Planned Parenthood sued, arguing the telemedicine ban created an unnecessary burden that was rooted in politics, not science. A court in January signed off on a legal settlement, which required the state legislature to repeal the telemedicine ban in 2017, as Rewire reported.
“Women in Idaho deserve the right to have access to the safest, highest quality health care—these misguided laws do just the opposite by creating unnecessary hurdles to safe and legal abortion,” Mistie Tolman, Idaho legislative director and public affairs manager with Planned Parenthood Votes Northwest and Hawaii, said in a statement.
Although Tolman welcomed the repeal of the telemedicine ban, she noted the repeal bill includes a host of misinformation about abortion care safety. Such language isn’t uncommon in legislation designed to restrict abortion access.
For example, the Republican repeal bill cites a 2011 report from the Food and Drug Administration of 14 deaths linked to Mifepristone, one of drugs used in medication abortion. The legislation doesn’t mention that the report spans an 11-year period and includes 1.52 million patients, meaning deaths occurred .0009 percent of the time and medication abortion is very safe.

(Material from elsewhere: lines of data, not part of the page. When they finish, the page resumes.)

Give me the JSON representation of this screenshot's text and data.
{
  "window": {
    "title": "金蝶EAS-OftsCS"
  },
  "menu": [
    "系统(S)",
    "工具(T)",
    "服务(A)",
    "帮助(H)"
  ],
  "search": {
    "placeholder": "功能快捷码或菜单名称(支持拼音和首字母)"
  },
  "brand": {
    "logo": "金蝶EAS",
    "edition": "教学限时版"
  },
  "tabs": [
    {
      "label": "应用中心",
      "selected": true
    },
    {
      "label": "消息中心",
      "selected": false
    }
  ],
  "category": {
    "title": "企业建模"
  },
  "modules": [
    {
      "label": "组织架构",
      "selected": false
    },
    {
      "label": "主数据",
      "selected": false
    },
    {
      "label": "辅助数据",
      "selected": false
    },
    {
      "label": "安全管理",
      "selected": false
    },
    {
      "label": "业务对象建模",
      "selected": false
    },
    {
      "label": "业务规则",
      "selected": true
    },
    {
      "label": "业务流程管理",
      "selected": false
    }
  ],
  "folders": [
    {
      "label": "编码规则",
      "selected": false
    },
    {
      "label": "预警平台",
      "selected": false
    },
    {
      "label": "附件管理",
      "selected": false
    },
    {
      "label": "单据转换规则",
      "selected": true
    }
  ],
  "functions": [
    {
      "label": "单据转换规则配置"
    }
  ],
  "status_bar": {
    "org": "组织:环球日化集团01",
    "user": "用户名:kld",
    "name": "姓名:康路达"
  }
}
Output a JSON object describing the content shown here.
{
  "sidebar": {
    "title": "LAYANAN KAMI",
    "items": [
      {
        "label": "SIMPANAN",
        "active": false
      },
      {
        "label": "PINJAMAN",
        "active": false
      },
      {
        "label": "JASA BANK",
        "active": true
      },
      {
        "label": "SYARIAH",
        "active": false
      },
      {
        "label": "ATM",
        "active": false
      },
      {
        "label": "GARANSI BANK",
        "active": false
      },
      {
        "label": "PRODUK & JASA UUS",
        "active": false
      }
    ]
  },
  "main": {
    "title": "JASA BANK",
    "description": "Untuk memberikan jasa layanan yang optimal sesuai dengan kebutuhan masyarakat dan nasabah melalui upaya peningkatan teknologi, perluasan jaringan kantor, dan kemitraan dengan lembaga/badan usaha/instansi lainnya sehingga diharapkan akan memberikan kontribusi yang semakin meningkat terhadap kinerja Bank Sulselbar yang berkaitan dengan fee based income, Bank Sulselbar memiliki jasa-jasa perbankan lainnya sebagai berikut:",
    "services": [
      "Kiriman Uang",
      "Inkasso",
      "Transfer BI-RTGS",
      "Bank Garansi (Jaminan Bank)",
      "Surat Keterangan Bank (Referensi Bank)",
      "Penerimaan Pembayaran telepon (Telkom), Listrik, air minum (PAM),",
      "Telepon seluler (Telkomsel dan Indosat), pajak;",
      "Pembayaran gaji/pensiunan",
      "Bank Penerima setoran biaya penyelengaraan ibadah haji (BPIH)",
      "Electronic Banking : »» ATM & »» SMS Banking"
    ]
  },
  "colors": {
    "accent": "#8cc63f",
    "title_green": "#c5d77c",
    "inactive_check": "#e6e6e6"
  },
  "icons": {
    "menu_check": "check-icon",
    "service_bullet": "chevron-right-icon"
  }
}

Research confirms that it’s safe for patients to take abortion-inducing pills at home or in a clinic. A study in the journal Obstetrics and Gynecology of 233,805 medication abortions in 2009-2010 found “significant adverse events or outcomes” in 0.65 percent of cases. The most common “outcome” was an ongoing intrauterine pregnancy, which happened in 0.5 percent of cases; “significant adverse events” occurred in 0.16 percent of cases, the study says.
The legislation claims that “chemical abortions performed by remote teleconferencing methods represent substandard medical care.”
The American College of Obstetricians and Gynecologists in a 2014 Practice Bulletin said, “medication abortion can be provided safely and effectively via telemedicine with a high level of patient satisfaction; moreover the model appears to improve access to early abortion in areas that lack a physician health care provider.”